My new favorite shop in downtown Leavenworth is the new yarn shop just a few doors west of the Tune Shop on Delaware.

My new favorite shop in downtown Leavenworth is the new yarn shop just a few doors west of the Tune Shop on Delaware.

One of my boys helped do some electric work there and he told me that I would probably be interested in visiting. Sure enough, it's a pretty cool place if you like yarns and are interested in knitting and crochet.
I don't knit very well, if at all, but I do spin yarns, which I use for my own weaving, mostly on my triangle looms.

Personally, I think that she needs to expand her offerings into weaving, at least triangle loom weaving.

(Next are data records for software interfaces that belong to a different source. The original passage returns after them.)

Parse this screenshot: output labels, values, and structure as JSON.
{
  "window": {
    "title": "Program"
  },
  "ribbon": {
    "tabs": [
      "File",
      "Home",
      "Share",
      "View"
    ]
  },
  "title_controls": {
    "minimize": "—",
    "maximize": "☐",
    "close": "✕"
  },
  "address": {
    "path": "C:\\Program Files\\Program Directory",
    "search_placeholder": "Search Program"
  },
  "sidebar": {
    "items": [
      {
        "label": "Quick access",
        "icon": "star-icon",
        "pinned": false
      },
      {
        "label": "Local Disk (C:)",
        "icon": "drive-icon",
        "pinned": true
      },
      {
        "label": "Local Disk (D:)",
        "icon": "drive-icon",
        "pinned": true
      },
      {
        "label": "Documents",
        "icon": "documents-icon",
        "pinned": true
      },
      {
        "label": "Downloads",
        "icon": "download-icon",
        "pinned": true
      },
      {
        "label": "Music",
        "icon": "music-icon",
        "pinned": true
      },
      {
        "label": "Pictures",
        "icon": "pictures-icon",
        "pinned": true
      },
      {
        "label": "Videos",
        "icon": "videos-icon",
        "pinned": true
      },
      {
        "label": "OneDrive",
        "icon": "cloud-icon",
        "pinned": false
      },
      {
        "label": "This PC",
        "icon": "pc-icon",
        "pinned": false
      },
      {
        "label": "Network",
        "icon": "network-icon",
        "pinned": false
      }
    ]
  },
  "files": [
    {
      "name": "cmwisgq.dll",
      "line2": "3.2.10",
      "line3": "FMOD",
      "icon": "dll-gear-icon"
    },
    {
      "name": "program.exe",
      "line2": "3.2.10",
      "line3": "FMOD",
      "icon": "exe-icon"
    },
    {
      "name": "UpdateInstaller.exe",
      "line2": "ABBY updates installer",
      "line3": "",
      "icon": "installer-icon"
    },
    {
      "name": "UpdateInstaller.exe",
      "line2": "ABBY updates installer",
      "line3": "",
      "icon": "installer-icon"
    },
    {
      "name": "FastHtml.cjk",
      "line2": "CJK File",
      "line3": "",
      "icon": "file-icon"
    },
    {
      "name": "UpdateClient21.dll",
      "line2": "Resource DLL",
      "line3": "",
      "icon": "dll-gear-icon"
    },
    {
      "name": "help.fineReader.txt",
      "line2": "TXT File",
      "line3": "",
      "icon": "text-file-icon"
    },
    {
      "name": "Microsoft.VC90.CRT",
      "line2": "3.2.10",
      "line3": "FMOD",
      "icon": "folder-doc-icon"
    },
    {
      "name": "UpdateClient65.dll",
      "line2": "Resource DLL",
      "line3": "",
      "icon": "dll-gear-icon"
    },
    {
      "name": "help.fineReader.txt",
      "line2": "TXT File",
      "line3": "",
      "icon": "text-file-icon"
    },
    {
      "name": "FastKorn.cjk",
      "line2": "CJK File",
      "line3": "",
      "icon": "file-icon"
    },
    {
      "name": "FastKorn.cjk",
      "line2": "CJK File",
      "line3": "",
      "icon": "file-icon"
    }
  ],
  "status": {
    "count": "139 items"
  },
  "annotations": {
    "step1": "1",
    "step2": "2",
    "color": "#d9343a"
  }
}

You use a continuous thread or yarn with a triangle loom, so there is no time consuming warping of the loom like you have with a traditional floor loom.

In other words, while knitting and crocheting require quite a bit of knowledge and skill, triangle loom weaving is for dummies like me. That is why I think that she should allow me to set up one of my looms in the shop to demonstrate how easy it is to make a triangle shawl so that people may want to buy more yarn.
Also, triangle looms can use yarn right out of the skein.
Floor looms that have to be warped use a stronger yarn for the warp and it usually comes on cones. You can see lots of cones of warp yarn at the Yarn Barn in Lawrence, but that is a much larger store.

It also takes a bit of skill and lots of patience to warp a floor loom before you can even start to make anything. You are making a shawl or cover the instant that you attach the yarn to the triangle loom.  That is why it is a no-brainer when it comes to fiber art.

You can get quite creative with a triangle loom.
I use anything from one to three yarns when I weave. One yarn will give a relatively light weight shawl while using three yarns makes for a heavier shawl and it gives you the opportunity to blend three different yarns to create an interesting surface design and texture.

I refer to my three-yarn shawls as blanket shawls because they are heavy like a blanket, but they also keep you very warm.
The single-yarn shawls are more for dining out and for fashion.  Either way, making them gives me the opportunity to create some interesting shawls for a number of occasions.

I have even made some that were purchased by folks who do Civil War-era re-enactments and you may see some at the Renaissance Festival in Bonner Springs, especially when the temperatures get a little cold later in the season.
Now, if the new yarn shop also offers coffee, tea, hot chocolate, and maybe some smoothies in the summer, plus holds some knitting parties in the shop, they should attract a regular crowd that hangs out there like we bicyclists already do at the Bike Shop further east on Delaware.

Giving people a reason to hang out and visit in your shop is a good idea, even if they don't buy something every time that they visit.  By the way, she has a great selection of interesting buttons, too.
Hopefully, I will get invited to set up my loom and do some weaving there, maybe even on the sidewalk in front of the store in nice weather.

I'm ready for it and I'll do almost anything to help a great store get going and to attract people to the store. In the meantime, if you are interested in knitting and crocheting, you need to stop in and visit. She is open Sundays after church hours, so you can plan to stop in on the weekend, too.
You know what might also be pretty cool? Having a musical jam session there once in a while.

Music may not have anything to do with knitting, but maybe some of the musicians would be interested in learning how to knit or crochet or weave. It is all part of the arts, after all.

Matt Nowak lives in Lansing and works as a natural resources manager.